Agent: Carter and Rokocoko both had drug exemptions

Racing's Kiwi fly-half Dan Carter trying to get past Toulouse's English fly-half Toby Flood in their match last month. He and two team-mates failed a drug test after the previous Top 14 season's final but the two Kiwis are said to have been allowed t
Racing's Kiwi fly-half Dan Carter trying to get past Toulouse's English fly-half Toby Flood in their match last month. He and two team-mates failed a drug test after the previous Top 14 season's final but the two Kiwis are said to have been allowed to use cortisone to treat injuries.PHOTO: AGENCE FRANCE-PRESSE

WELLINGTON • All Blacks legend Dan Carter's agent yesterday rejected any implication that his client was a drug cheat, after a French report said that he tested positive for steroids along with Joe Rokocoko.

Paris-based sports daily L'Equipe reported on Thursday that the former New Zealand rugby union internationals failed a drug test after their club Racing 92 beat Toulon in the French Top 14 final in Barcelona in June.

Their Argentinian team-mate Juan Imhoff was also caught in the operation carried out by French Anti-Doping Agency (AFLD), according to the paper.

Carter, 34, widely regarded as the best fly-half ever, earned 112 caps and won two World Cups with the All Blacks, racking up a record 1,598 Test points. He is idolised in New Zealand on a level comparable with footballer David Beckham in Britain or basketballer Michael Jordan in America.

The player's management company, Essentially Group, which also represents Rokocoko, 33, said they were "relaxed" about the situation because Racing's club doctor had filled in all the required documents.

Simon Porter, an Auckland-based player agent with the group, said this meant that they had a therapeutic use exemption (TUE) allowing them to use the corticosteroid medication.
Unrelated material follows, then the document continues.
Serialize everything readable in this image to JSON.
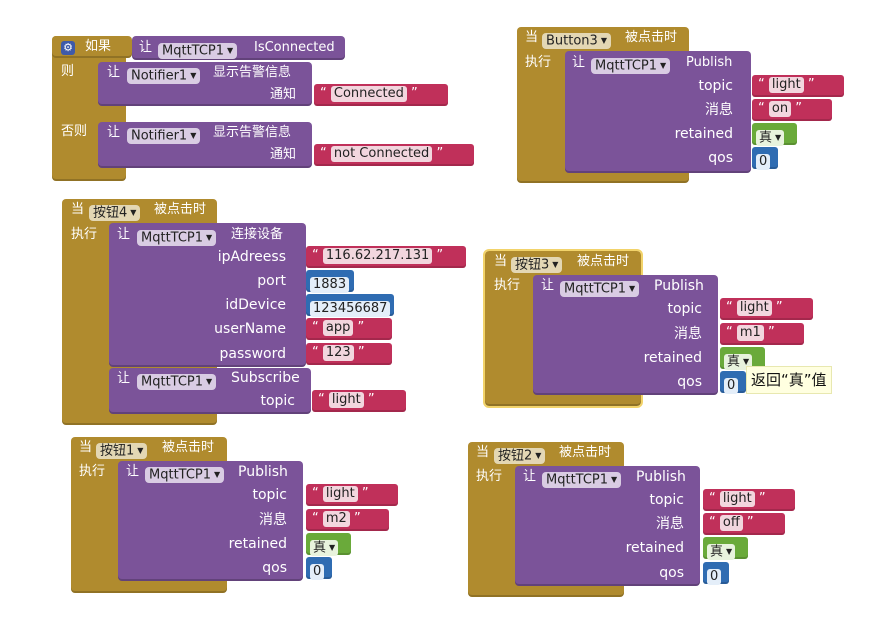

"We were reassured that there was nothing to worry about, that there was no wrongdoing, that there was no case to answer for," he told TVNZ. "It's just a therapeutic use, cortisone is a common drug used to treat pain and inflammation."

Carter was recovering from a calf injury ahead of the Top 14 final, while Rokocoko - a winger who represented New Zealand in 68 Tests - had a knee problem.

Corticosteroids are generally used to reduce inflammation.

L'Equipe said that once alerted by the AFLD, the French Rugby Federation had 40 days to investigate the trio, who all played major roles in Racing's upset win over Toulon.

If the probe failed to find a medical reason for the corticosteroid use, then the trio could face disciplinary action. The federation has not yet commented on the report.

AGENCE FRANCE-PRESSE

A version of this article appeared in the print edition of The Straits Times on October 08, 2016, with the headline 'Agent: Carter and Rokocoko both had drug exemptions'. Print Edition | Subscribe